- _Problem to solve_
Copy every line in the records below that contains the word "glyph".

- _Data shown_
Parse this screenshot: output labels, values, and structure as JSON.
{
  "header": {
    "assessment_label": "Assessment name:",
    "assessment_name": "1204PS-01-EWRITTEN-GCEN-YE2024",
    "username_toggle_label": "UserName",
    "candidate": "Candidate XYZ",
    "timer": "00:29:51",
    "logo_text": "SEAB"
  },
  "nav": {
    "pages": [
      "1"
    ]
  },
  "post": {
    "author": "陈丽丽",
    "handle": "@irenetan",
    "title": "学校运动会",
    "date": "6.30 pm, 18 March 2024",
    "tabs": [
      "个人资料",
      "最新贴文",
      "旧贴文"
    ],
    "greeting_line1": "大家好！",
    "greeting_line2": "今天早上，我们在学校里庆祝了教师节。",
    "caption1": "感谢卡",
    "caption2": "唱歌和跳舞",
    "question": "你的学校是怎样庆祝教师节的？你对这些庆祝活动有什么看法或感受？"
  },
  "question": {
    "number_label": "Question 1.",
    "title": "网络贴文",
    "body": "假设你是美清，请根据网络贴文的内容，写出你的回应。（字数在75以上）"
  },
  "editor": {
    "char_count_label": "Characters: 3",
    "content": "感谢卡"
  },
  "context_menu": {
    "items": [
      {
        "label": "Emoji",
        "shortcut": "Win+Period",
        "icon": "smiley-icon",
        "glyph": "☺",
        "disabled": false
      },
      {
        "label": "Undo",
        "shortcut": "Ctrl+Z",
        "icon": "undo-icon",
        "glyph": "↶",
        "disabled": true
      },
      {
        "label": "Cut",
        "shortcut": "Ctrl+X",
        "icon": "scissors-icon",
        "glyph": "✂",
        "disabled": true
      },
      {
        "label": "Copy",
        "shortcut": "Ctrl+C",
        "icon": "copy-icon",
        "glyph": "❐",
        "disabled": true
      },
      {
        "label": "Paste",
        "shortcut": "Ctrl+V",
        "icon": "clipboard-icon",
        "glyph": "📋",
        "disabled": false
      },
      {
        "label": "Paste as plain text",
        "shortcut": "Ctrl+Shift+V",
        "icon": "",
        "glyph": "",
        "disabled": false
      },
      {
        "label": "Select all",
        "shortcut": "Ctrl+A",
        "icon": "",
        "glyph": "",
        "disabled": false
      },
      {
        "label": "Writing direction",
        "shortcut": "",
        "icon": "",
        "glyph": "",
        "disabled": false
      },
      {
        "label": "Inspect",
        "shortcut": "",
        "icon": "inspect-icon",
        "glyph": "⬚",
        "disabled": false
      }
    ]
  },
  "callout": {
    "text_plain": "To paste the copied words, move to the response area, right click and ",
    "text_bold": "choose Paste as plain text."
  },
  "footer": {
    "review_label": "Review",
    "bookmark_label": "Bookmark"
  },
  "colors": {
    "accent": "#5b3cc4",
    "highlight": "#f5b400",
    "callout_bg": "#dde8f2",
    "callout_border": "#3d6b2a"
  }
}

- _Task output_
        "glyph": "☺",
        "glyph": "↶",
        "glyph": "✂",
        "glyph": "❐",
        "glyph": "📋",
        "glyph": "",
        "glyph": "",
        "glyph": "",
        "glyph": "⬚",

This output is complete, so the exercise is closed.